[Data records for software interfaces]
────────────────────
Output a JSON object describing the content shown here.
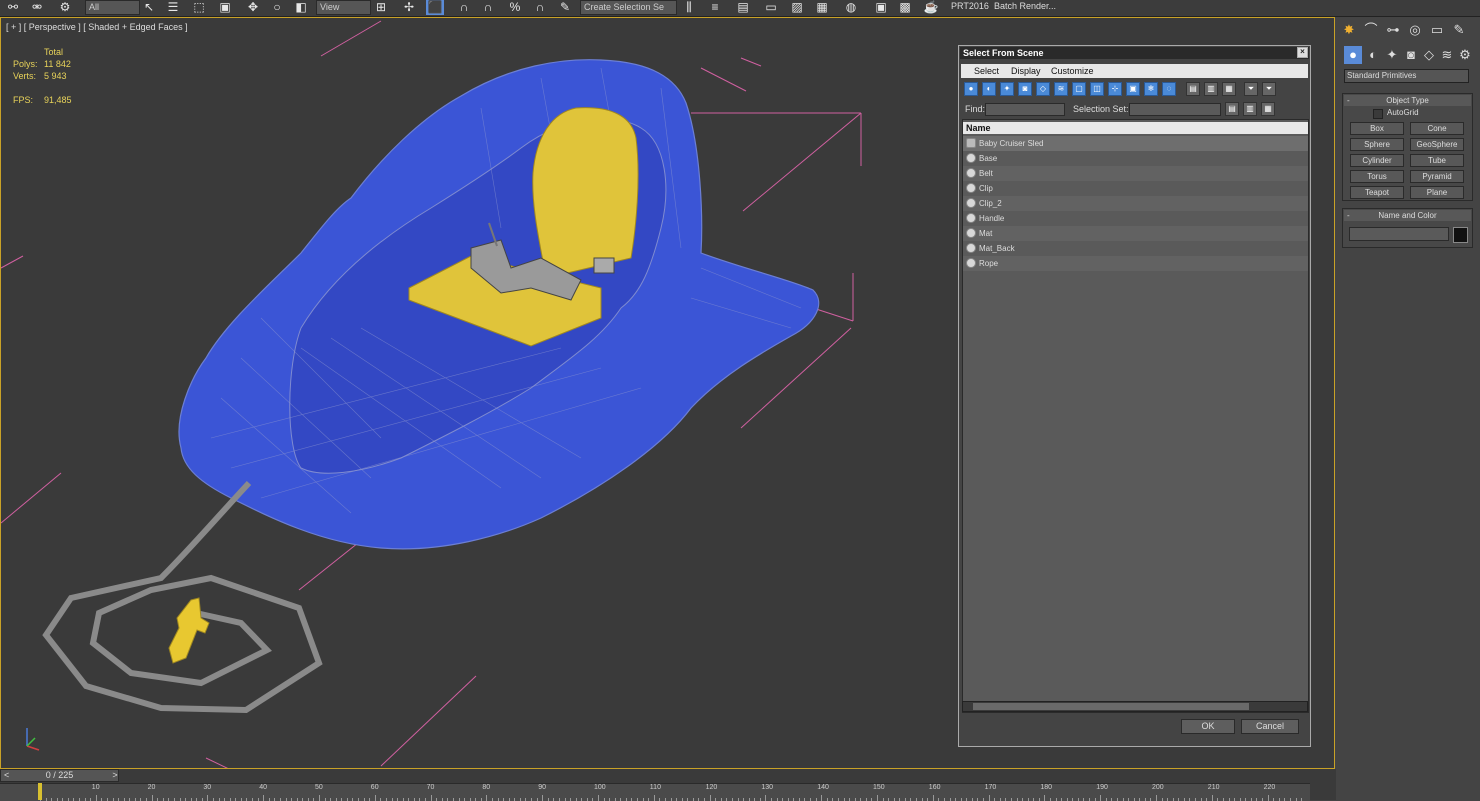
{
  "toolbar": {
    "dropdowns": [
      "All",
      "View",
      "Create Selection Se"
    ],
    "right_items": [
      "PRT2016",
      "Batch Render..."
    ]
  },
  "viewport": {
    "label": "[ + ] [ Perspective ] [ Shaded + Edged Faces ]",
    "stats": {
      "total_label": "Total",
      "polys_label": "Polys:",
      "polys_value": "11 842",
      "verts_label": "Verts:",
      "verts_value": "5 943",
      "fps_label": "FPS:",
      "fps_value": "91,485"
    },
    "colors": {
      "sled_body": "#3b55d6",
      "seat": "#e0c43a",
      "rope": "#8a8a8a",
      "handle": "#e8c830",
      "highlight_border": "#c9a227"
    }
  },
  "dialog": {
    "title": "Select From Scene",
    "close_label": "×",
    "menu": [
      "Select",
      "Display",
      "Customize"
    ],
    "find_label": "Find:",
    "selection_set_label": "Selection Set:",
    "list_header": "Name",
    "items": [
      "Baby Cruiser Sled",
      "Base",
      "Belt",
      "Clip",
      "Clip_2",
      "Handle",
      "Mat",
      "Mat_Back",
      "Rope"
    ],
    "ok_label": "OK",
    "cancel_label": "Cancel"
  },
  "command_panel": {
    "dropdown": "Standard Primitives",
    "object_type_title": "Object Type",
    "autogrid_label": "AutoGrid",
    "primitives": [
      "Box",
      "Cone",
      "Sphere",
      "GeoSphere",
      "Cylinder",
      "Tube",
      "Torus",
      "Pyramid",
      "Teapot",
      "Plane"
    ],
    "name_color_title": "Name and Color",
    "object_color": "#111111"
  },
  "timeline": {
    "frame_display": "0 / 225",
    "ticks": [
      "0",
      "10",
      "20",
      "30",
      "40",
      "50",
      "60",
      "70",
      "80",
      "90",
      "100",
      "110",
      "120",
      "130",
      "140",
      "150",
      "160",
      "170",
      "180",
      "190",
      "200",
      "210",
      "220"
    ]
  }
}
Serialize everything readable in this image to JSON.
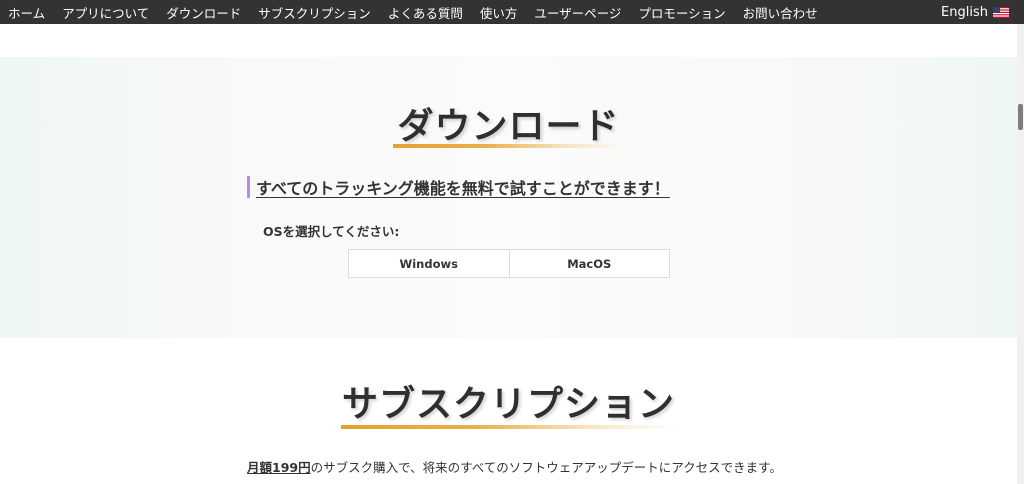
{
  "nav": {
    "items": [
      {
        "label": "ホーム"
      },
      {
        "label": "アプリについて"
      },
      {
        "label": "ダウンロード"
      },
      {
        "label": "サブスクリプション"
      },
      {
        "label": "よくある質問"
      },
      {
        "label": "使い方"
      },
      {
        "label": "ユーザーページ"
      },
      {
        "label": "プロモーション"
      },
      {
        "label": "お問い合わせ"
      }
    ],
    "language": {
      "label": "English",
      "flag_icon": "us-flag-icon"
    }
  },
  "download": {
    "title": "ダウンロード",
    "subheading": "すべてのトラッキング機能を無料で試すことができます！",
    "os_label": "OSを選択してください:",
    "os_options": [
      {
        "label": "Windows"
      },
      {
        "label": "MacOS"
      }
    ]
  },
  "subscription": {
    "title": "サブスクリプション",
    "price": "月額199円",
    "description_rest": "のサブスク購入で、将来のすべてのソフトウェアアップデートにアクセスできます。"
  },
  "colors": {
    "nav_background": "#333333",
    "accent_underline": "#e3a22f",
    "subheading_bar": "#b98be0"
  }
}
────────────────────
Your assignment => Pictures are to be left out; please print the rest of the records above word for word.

Solution for this task =>
Output a JSON object describing the content shown here.
{
  "toolbar": {
    "dropdowns": [
      "All",
      "View",
      "Create Selection Se"
    ],
    "right_items": [
      "PRT2016",
      "Batch Render..."
    ]
  },
  "viewport": {
    "label": "[ + ] [ Perspective ] [ Shaded + Edged Faces ]",
    "stats": {
      "total_label": "Total",
      "polys_label": "Polys:",
      "polys_value": "11 842",
      "verts_label": "Verts:",
      "verts_value": "5 943",
      "fps_label": "FPS:",
      "fps_value": "91,485"
    },
    "colors": {
      "sled_body": "#3b55d6",
      "seat": "#e0c43a",
      "rope": "#8a8a8a",
      "handle": "#e8c830",
      "highlight_border": "#c9a227"
    }
  },
  "dialog": {
    "title": "Select From Scene",
    "close_label": "×",
    "menu": [
      "Select",
      "Display",
      "Customize"
    ],
    "find_label": "Find:",
    "selection_set_label": "Selection Set:",
    "list_header": "Name",
    "items": [
      "Baby Cruiser Sled",
      "Base",
      "Belt",
      "Clip",
      "Clip_2",
      "Handle",
      "Mat",
      "Mat_Back",
      "Rope"
    ],
    "ok_label": "OK",
    "cancel_label": "Cancel"
  },
  "command_panel": {
    "dropdown": "Standard Primitives",
    "object_type_title": "Object Type",
    "autogrid_label": "AutoGrid",
    "primitives": [
      "Box",
      "Cone",
      "Sphere",
      "GeoSphere",
      "Cylinder",
      "Tube",
      "Torus",
      "Pyramid",
      "Teapot",
      "Plane"
    ],
    "name_color_title": "Name and Color",
    "object_color": "#111111"
  },
  "timeline": {
    "frame_display": "0 / 225",
    "ticks": [
      "0",
      "10",
      "20",
      "30",
      "40",
      "50",
      "60",
      "70",
      "80",
      "90",
      "100",
      "110",
      "120",
      "130",
      "140",
      "150",
      "160",
      "170",
      "180",
      "190",
      "200",
      "210",
      "220"
    ]
  }
}
Serialize everything readable in this image to JSON.
{
  "nav": {
    "items": [
      {
        "label": "ホーム"
      },
      {
        "label": "アプリについて"
      },
      {
        "label": "ダウンロード"
      },
      {
        "label": "サブスクリプション"
      },
      {
        "label": "よくある質問"
      },
      {
        "label": "使い方"
      },
      {
        "label": "ユーザーページ"
      },
      {
        "label": "プロモーション"
      },
      {
        "label": "お問い合わせ"
      }
    ],
    "language": {
      "label": "English",
      "flag_icon": "us-flag-icon"
    }
  },
  "download": {
    "title": "ダウンロード",
    "subheading": "すべてのトラッキング機能を無料で試すことができます！",
    "os_label": "OSを選択してください:",
    "os_options": [
      {
        "label": "Windows"
      },
      {
        "label": "MacOS"
      }
    ]
  },
  "subscription": {
    "title": "サブスクリプション",
    "price": "月額199円",
    "description_rest": "のサブスク購入で、将来のすべてのソフトウェアアップデートにアクセスできます。"
  },
  "colors": {
    "nav_background": "#333333",
    "accent_underline": "#e3a22f",
    "subheading_bar": "#b98be0"
  }
}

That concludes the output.